By Taylor Boyd
Due to the large number of unvaccinated individuals in the district, officials with the West Piedmont Health District (WPHD) said the region is in for a potentially bad winter.
Public information officer Nancy Bell said the organization is seeing an increase in COVID-19 cases every day, particularly among those who have not received a vaccine.
“It’s repeating the pattern that we had when it first came,” she said, and added that the only way to curb the increase in cases is for people to start getting vaccinated.
“In Patrick County, every Monday you could walk in without an appointment from 8:30 a.m. to 3:30 p.m. and get a vaccine. It’s not a lack of access,” she said.
Despite the vaccine being widely available, people, particularly those in Patrick County, are not getting their vaccine because of false information, she said.
“It’s unfortunate. We try to show the science, but not everyone trusts the science or the government, so I just hate that this is happening because people are going to lose their lives because they didn’t have the facts,” Bell said.
The Food and Drug Administration (FDA) is expected to approve the Pfizer vaccine by Labor Day in hopes that will boost confidence in the prevention effort, according to online reports. Moderna applied for approval of its vaccine in June, and Johnson & Johnson is expected to file for full approval later this year. All have been under emergency authorization since last year.
To prevent the spread of COVID-19, Bell said health officials are telling people to follow the CDC (Centers for Disease Control and Prevention) guidance, which includes wearing a mask when outside and around crowds such as in a store or at school.
Because of the increase in case number, the WPHD also put together a Strike team and decided to keep a contract worker on staff.
Protecting oneself is especially important as COVID variants are appearing in the state and near the district.
“The Delta variant is much more contagious. It has bigger droplets, more droplets, and it’s much meaner to your body,” she said.
Unvaccinated individuals can pass the Delta variant to others, including vaccinated people, who in turn can pass it to more people, Bell said, adding most vaccinated individuals either have mild symptoms or do not feel effects of the Delta variant if they contract it.
The Virginia Department of Health (VDH) website states that the Delta variant is believed to spread more easily and quickly than other variants.
“Early evidence suggests there might be an association with more serious illness or death, but this is being monitored,” the website stated.
“We can still turn this back if people will get vaccinated. If they don’t, I fear we’re going to have a very unpleasant winter,” Bell said.

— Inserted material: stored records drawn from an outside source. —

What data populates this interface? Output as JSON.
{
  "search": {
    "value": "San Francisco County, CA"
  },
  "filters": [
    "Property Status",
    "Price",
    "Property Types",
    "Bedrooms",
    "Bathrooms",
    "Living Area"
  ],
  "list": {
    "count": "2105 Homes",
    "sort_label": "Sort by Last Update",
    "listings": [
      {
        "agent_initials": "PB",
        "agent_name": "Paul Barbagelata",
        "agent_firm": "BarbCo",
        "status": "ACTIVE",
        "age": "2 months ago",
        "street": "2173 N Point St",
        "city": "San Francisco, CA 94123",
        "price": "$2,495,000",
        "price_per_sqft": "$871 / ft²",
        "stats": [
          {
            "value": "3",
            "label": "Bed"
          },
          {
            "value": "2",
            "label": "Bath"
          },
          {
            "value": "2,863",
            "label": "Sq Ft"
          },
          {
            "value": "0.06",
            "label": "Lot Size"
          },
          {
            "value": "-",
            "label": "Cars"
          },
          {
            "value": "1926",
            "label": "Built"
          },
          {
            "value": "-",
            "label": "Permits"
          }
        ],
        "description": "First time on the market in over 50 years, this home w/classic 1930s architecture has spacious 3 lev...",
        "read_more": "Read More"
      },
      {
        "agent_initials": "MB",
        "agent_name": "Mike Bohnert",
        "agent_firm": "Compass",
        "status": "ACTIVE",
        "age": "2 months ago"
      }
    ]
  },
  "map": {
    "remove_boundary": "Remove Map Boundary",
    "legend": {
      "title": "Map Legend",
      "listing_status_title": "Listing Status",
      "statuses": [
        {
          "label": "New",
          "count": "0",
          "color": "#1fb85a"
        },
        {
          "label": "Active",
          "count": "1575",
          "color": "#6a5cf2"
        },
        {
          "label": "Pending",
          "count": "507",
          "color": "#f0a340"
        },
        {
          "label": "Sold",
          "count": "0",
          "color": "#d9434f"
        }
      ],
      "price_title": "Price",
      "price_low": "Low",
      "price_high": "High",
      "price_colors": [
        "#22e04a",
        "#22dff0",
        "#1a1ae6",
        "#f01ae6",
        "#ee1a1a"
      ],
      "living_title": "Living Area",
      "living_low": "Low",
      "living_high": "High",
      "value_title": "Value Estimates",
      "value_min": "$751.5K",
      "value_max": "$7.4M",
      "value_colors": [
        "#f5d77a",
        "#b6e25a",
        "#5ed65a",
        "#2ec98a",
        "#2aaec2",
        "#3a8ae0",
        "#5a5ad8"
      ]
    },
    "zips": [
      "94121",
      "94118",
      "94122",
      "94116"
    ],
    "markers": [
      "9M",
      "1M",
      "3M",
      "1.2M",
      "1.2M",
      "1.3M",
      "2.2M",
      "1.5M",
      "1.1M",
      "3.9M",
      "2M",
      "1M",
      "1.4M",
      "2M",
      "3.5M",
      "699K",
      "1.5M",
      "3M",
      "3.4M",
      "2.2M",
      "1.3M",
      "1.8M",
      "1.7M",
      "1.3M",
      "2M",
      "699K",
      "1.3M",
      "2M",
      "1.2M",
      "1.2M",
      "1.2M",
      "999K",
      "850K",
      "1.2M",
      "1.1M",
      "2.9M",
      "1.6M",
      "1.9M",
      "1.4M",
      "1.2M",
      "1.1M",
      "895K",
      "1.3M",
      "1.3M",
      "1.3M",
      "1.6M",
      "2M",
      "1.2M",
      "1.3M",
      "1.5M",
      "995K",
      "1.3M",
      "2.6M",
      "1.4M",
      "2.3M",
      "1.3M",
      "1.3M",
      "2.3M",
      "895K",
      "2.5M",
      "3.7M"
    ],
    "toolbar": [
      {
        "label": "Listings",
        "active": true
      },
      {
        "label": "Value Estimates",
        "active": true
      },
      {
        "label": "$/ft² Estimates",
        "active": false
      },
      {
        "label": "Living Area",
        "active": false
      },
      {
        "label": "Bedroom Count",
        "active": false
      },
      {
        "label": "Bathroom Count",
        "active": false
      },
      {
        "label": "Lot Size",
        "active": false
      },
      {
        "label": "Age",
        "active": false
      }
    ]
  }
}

As of August 3, 32.1 percent of the population, or 5,659 people, has been fully vaccinated in Patrick County. 35.6 percent of the population has received at least one dose, and 42.1 percent of the adult population is fully vaccinated.
In Henry County, 38.7 percent of the population, or 21,707 people, has been fully vaccinated. 42.4 percent of the population has received at least one dose, and 46.2 percent of the adult population is fully vaccinated.
As of Tuesday, August 3 data from the Virginia Department of Health suggested there are 4,753 cases, with 381 hospitalizations, and 124 deaths in Henry County. In Patrick County, 1,443 cases with 121 hospitalized, and 46 dead from the COVID-19 virus were reported. In the City of Martinsville, 1,644 cases were reported with 171 hospitalized, and 79 dead.
The data also suggests there are 699,342 cases in the state, with 31,470 hospitalized, and 11,536 dead from the COVID-19 virus. Information from the CDC suggested there are 35,171,679 cases in the United States and 611,791 dead from coronavirus.
Data also suggests that as of August 3, 4,623,725 Virginians have been fully vaccinated against the COVID-19 virus.
For more tips on how to stay safe, visit www.vdh.virginia.gov or www.cdc.gov/coronavirus/2019-ncov.